Temple becomes monk isolation centre
Wat Hong Rattanaram in Bangkok Yai district of the capital was yesterday transformed into a temple isolation centre for monks and nearby residents who have been infected with Covid-19.
With the growing number of infected monks and novices, it seemed beyond the capacity of Priest Hospital to provide sufficient beds. That led to the creation of the centre to ease the hospital's workload.
"Initially, the centre will focus on infected monks in Bangkok Yai and Thon Buri districts, as well as residents from adjacent communities.

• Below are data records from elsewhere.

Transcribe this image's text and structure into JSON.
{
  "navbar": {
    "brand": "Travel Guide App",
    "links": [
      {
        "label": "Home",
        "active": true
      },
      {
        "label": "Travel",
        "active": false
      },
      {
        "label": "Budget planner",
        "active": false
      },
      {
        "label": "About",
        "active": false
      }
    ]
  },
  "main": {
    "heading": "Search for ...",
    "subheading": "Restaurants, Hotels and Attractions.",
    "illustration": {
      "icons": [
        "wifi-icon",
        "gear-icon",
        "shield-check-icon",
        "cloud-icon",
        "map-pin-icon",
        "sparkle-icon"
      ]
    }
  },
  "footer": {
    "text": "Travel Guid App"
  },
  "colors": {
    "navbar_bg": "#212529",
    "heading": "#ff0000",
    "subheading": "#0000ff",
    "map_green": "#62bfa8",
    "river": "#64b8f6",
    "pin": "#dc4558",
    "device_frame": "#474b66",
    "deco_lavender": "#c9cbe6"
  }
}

The centre may be expanded if there are more beds available," temple abbot Phra Tham Vachiramethi said yesterday.
The centre can handle green-coded patients with mild-to-no symptoms at its teaching building for monks with 71 beds, and its school building for general people with 48 beds, half of which are provided for women.
The setup of the centre has been assisted by the Public Health Ministry, the Bangkok Metropolitan Administration (BMA), the National Health Security Office (NHSO) and other agencies.
Many doctors have volunteered to take care of patients for free, the abbot said.
Dr Suksan Kittisupakorn, director of the BMA's Medical Service Department, said the temple is one of 64 isolation centres being run in Bangkok.
The BMA has planned to launch up to 70 centres, eight of which will be district field hospitals and 22 others will be in the form of semi-community isolation.
Patients who are not able to stay at home can ask to be treated at the community isolation centres.
When including the works of private and civil society sectors, the BMA will have about 10,000 beds at the centres across Bangkok, he said.
NHSO secretary-general Jadej Thammatacharee said the office will support charges for health public services, food, medications and medical equipment, as well as patients' medical expenses.